Xtensegrity has rebranded to the much simpler ZAG. Founded in 1997 as Premier Consulting Group the company has gone through several iterations. During its history it has implemented and consulted on ERP solutions. It has historically focussed on delivering support for several applications including NetSuite, PeopleSoft, Oracle and IBM Optim. The last was following the set up of a partnership with IBM in 2006. This is not just a change to a simpler name.
Ramco has announced that LBC Express, a global logistics company, based in the Philippines has signed a new deal to deploy more functionality from the Ramco ERP solution. The announcement follows the successful implementation of the Ramco HCM and payroll solution to more than 8000 exmployees across more than 30 countries. That deal was signed barely eleven months ago.
Sage issued its full year 2017 results in with Stephen Kelly, CEO and Steve Hare, CFO looking back at a job well done. Kelly commented “I am pleased to confirm that the transformation we outlined in and out in FY15 is now complete.” (Source: Seekingalpha.com)The results are good. Organic revenue hit £1.696 million, up 6.6% year on year and profits hit 28%. So, is the transformation complete?
Muck Rack makes it simple to find people, tweets, or articles that mention any name, keyword, company, hashtag etc.
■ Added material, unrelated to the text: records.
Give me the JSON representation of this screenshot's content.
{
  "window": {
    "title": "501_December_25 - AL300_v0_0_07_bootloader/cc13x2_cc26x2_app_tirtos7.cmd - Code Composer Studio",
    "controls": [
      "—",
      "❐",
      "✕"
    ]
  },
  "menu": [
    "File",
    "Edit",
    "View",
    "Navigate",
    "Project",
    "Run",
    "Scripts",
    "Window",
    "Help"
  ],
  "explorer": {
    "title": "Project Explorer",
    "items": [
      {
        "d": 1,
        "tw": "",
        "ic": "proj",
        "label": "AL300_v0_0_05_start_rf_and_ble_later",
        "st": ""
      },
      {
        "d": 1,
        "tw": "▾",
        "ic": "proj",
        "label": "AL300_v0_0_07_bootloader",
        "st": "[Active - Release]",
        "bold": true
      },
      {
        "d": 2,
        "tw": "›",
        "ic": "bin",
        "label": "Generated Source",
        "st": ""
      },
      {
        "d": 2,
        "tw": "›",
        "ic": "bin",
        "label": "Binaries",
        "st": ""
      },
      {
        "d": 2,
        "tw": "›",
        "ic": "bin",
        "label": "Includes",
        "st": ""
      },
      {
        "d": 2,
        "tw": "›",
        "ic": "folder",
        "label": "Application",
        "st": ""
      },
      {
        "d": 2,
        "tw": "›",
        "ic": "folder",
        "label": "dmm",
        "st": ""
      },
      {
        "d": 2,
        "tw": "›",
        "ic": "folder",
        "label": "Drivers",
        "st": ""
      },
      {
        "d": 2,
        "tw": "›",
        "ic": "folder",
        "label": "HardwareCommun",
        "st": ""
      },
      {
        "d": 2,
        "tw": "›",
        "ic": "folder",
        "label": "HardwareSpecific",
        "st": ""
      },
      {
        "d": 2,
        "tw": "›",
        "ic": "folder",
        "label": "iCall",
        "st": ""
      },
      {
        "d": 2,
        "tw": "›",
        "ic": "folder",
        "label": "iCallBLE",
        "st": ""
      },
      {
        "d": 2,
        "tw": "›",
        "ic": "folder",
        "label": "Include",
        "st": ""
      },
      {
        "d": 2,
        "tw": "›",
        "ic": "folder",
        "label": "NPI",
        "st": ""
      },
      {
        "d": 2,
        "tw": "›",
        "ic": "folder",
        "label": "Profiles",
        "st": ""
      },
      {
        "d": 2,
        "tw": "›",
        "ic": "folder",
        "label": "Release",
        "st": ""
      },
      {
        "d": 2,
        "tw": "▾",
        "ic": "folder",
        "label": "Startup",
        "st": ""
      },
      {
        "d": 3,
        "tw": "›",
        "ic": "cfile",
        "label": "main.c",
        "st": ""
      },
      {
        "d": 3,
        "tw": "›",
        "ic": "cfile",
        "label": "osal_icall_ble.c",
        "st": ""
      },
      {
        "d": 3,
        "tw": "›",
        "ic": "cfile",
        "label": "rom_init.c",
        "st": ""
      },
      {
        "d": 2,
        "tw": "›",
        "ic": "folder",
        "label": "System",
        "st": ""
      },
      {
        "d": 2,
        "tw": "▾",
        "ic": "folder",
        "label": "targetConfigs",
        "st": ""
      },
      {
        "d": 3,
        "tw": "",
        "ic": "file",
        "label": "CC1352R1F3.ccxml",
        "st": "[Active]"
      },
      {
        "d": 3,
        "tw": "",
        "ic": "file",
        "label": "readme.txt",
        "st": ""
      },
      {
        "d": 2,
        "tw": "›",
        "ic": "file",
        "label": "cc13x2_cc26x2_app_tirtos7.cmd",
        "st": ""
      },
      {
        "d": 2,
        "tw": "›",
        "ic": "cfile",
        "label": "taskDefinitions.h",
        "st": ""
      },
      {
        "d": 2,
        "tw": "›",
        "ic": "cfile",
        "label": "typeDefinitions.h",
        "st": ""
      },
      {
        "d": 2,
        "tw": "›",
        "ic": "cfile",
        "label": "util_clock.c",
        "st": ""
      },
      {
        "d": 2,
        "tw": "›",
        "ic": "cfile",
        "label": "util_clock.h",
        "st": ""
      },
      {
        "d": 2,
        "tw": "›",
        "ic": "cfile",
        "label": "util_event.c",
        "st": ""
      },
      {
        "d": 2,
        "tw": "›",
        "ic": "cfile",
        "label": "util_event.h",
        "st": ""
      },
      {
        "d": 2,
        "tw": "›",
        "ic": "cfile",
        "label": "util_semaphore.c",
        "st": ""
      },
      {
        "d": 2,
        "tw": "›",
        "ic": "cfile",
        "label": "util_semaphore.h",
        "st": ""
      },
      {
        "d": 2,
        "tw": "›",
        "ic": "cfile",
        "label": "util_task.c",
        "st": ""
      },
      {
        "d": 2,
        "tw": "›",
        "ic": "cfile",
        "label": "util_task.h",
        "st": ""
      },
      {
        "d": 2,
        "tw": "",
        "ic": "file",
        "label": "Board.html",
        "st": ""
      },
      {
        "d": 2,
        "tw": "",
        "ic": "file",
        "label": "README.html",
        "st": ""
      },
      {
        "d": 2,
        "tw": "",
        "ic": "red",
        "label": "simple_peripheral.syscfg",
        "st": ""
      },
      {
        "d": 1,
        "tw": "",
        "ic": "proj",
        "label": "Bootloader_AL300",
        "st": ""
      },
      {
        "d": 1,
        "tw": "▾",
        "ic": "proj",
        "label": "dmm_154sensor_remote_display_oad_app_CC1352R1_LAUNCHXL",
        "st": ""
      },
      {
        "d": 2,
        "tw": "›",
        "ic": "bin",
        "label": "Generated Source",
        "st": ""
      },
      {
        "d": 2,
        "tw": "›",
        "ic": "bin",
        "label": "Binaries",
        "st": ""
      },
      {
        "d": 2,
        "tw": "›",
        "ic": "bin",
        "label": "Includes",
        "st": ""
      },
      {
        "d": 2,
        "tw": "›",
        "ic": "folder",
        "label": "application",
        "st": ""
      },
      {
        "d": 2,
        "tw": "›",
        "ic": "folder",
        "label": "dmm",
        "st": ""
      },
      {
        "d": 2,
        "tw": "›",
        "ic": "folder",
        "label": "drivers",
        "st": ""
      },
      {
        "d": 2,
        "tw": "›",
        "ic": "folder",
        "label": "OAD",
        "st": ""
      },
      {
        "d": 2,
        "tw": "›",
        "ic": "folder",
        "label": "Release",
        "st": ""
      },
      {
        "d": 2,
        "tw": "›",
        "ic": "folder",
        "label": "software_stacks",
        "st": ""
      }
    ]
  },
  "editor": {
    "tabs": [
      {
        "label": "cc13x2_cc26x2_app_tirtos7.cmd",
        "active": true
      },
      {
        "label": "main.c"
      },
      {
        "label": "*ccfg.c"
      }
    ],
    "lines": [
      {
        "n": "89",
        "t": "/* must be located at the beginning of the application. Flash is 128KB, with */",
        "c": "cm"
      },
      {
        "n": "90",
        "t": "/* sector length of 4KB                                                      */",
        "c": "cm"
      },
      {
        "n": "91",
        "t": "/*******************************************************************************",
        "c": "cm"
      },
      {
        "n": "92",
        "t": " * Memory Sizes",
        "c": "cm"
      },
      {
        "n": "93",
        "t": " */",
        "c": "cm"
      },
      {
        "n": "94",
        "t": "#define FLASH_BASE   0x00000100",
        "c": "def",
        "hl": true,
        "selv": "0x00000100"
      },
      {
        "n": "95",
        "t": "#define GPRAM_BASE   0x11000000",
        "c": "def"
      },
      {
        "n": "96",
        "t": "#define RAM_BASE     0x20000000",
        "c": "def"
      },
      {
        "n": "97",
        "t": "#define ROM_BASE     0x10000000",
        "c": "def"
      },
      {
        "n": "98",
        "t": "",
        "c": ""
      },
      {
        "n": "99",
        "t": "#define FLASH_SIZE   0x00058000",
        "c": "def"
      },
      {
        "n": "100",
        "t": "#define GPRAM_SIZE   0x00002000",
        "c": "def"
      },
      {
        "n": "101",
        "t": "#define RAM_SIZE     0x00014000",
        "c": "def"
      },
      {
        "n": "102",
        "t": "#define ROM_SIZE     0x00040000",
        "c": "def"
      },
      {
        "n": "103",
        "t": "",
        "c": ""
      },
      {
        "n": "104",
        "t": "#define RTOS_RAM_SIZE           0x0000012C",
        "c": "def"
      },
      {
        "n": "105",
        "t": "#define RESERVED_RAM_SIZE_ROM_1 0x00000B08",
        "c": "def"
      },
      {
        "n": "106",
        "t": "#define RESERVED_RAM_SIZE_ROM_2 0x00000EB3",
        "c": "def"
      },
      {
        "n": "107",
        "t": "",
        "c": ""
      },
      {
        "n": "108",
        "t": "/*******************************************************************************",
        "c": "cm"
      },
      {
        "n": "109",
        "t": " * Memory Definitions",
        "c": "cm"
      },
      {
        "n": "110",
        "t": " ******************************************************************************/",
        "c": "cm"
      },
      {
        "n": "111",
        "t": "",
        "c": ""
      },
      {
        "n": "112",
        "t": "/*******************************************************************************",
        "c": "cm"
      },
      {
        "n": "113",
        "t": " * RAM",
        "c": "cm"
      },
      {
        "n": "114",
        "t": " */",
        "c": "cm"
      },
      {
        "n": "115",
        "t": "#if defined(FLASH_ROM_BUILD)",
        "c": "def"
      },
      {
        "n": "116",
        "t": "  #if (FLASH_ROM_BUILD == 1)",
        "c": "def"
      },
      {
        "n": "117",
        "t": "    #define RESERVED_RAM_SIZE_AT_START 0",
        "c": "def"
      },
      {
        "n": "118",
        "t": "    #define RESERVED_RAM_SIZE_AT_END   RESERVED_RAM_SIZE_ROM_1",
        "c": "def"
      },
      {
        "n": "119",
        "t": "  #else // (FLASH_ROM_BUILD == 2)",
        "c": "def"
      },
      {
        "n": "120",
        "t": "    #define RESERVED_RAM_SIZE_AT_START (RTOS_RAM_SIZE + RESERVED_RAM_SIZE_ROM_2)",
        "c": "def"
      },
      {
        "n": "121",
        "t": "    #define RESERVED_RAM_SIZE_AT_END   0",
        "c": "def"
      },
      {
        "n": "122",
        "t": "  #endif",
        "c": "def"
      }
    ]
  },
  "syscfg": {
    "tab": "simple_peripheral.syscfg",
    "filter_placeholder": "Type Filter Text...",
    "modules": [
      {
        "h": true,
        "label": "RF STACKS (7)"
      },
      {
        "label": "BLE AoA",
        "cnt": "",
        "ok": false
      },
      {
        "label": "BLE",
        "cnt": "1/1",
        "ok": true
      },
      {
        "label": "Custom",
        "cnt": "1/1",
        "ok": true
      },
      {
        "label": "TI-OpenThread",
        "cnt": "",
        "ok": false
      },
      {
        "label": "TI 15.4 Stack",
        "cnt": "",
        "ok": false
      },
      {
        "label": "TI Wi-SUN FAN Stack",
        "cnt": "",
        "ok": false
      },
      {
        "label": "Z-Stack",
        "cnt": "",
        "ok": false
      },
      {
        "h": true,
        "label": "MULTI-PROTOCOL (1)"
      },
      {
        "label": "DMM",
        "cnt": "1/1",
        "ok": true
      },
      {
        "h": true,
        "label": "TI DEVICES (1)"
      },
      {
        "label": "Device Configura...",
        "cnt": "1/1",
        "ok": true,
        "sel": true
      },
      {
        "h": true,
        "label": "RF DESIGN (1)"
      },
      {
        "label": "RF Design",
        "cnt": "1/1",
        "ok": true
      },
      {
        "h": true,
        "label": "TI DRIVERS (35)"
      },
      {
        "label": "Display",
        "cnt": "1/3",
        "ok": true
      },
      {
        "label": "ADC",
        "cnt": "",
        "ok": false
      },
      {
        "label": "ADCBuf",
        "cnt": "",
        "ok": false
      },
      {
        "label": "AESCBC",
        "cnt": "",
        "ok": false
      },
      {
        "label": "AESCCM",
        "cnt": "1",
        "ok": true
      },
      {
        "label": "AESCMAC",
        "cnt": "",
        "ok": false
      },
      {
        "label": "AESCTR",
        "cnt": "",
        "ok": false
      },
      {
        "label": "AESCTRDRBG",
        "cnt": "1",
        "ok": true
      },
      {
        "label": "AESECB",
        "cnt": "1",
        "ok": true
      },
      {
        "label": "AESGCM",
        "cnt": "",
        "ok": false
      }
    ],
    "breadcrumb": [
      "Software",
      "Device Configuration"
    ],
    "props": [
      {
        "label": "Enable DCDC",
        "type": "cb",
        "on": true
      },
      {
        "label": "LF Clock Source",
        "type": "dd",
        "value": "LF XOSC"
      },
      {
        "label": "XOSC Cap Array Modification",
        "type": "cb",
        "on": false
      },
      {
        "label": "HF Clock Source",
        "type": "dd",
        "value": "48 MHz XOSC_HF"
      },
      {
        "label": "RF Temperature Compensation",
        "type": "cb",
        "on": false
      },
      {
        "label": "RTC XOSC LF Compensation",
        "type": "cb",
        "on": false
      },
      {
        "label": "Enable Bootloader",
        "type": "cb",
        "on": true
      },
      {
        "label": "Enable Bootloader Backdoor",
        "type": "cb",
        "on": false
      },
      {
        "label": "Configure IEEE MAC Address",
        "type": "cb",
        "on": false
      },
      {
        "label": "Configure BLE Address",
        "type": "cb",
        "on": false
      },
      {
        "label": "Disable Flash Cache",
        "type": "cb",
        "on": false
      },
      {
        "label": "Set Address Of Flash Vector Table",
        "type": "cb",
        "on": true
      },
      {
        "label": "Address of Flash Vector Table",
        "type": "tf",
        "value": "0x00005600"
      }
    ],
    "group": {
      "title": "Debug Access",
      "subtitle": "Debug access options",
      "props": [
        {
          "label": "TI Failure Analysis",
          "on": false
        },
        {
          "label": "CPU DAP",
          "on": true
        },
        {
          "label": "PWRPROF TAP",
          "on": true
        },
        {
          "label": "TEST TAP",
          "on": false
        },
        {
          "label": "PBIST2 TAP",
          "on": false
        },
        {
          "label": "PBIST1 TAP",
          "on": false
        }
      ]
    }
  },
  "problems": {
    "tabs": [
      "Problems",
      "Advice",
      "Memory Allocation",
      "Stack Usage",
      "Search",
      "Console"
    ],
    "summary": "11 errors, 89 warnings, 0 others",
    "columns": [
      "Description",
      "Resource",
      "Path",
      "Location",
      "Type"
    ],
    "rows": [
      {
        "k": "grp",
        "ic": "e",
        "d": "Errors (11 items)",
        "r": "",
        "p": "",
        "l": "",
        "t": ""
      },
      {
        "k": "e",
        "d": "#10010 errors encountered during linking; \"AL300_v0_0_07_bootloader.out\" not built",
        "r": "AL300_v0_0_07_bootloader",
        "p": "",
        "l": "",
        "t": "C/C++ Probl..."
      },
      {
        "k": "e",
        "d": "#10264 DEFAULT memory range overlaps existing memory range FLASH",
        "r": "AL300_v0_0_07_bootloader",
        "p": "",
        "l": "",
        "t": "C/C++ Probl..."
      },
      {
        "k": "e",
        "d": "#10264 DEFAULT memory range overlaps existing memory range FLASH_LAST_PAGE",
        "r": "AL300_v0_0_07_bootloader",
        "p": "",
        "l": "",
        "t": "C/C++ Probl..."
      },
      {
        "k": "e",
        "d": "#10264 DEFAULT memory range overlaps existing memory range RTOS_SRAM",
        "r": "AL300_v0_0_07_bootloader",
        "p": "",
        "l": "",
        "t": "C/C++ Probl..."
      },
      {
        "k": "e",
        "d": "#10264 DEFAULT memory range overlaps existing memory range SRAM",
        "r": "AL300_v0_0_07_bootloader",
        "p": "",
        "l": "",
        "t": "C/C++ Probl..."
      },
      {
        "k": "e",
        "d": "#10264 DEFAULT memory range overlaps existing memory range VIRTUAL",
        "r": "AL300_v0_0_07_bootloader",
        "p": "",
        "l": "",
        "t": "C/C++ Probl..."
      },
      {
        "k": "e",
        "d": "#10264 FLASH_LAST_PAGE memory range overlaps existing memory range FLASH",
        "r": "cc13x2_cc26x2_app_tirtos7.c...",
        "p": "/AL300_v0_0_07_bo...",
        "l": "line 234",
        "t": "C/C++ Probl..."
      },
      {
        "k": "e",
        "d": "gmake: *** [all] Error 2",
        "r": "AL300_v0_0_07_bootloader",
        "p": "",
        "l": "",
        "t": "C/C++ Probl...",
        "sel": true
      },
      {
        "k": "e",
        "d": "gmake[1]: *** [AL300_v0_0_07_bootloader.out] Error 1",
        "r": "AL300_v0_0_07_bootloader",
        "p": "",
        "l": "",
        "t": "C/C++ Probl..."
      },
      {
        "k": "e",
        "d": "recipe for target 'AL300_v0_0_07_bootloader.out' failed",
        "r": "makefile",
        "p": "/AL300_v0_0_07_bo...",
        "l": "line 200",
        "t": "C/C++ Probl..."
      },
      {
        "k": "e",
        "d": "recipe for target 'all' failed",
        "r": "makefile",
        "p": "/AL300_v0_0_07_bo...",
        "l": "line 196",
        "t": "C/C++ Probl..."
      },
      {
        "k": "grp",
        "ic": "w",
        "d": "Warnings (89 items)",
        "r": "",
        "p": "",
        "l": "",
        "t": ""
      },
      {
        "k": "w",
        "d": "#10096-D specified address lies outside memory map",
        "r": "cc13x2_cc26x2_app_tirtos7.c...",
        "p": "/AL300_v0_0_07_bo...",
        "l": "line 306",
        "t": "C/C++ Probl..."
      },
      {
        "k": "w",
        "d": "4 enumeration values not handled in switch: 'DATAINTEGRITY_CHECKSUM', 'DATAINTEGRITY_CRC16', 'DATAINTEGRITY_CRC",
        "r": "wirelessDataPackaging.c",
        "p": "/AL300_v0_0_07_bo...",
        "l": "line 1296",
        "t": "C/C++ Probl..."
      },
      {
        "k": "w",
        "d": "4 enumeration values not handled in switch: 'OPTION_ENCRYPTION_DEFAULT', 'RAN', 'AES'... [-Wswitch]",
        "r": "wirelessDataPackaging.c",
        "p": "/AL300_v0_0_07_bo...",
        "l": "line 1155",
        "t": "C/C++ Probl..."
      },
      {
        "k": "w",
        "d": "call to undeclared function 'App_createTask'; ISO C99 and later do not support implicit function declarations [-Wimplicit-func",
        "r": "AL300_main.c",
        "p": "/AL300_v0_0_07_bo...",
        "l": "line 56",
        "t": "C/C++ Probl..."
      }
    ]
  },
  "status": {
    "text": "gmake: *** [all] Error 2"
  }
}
We've compiled this guide to help you make the most of your search.
Selecting a term
Start searching tweets, articles from media outlets, articles mentioned in tweets, journalists'
names, titles and bios with some suggested searches:
Companies or Topics (e.g. iPhone, Microsoft)
Phrases (e.g. "cloud computing") — use quotes to keep the terms together
Twitter handles (e.g. @username) — returns those who have mentioned or replied to
Names (e.g. "David Pogue")
Hashtags (e.g. #sxsw, #london2012)
Bio details (e.g. vegan, Olympics, father)
Muck Rack's Advanced Search allows for many boolean operators.
Find results that mention multiple specified terms, use AND or
+. For example, ensure each result contains both Elon Musk and Mark Zuckerberg by
searching Musk AND Zuckerberg or Musk + Zuckerberg.
Use the operators OR or , to broaden your search when you'd like either of
multiple terms to appear in results. (This is the default behavior of our search when no operators
are used). For example, results will contain either cake or cookie by searching cake OR cookie or cake,cookie
Use NOT or - to subtract results from your search. For
example, searching Disney will yield results about the Walt Disney Company as well as Walt Disney
World Resort. To exclude mentions of Disney World, search for Disney -World or Disney
When using one of these operators with a phrase, enclose it in quotation marks. For example, you can
find results about smartphones excluding Apple's iPhone 4S by searching smartphone -"iPhone
Exact case matching or punctuation
If you're searching for a brand name or keyword that relies on specific punctuation marks or capitalization, you can
find results that match your exact query by adding matchcase: before the keyword you're searching for, like matchcase:E*TRADE .
Use parentheses to separate multiple
boolean phrases. For example, to find journalists talking about having fun in Disney World or
Disneyland, search for ("disney world" OR disneyland) AND fun.
An asterisk can be used to search for any variation of a root word truncated by the asterisk. For example, searching for admin* will return results for administrator, administration, administer, administered, etc.
A near operator is an AND operator where you can control the distance between the words. You can vary the distance the near operation uses by adding a forward slash and number (between 0-99) such as strawberries NEAR/10 "whipped cream", which means the strawberries must exist within 10 words of "whipped cream".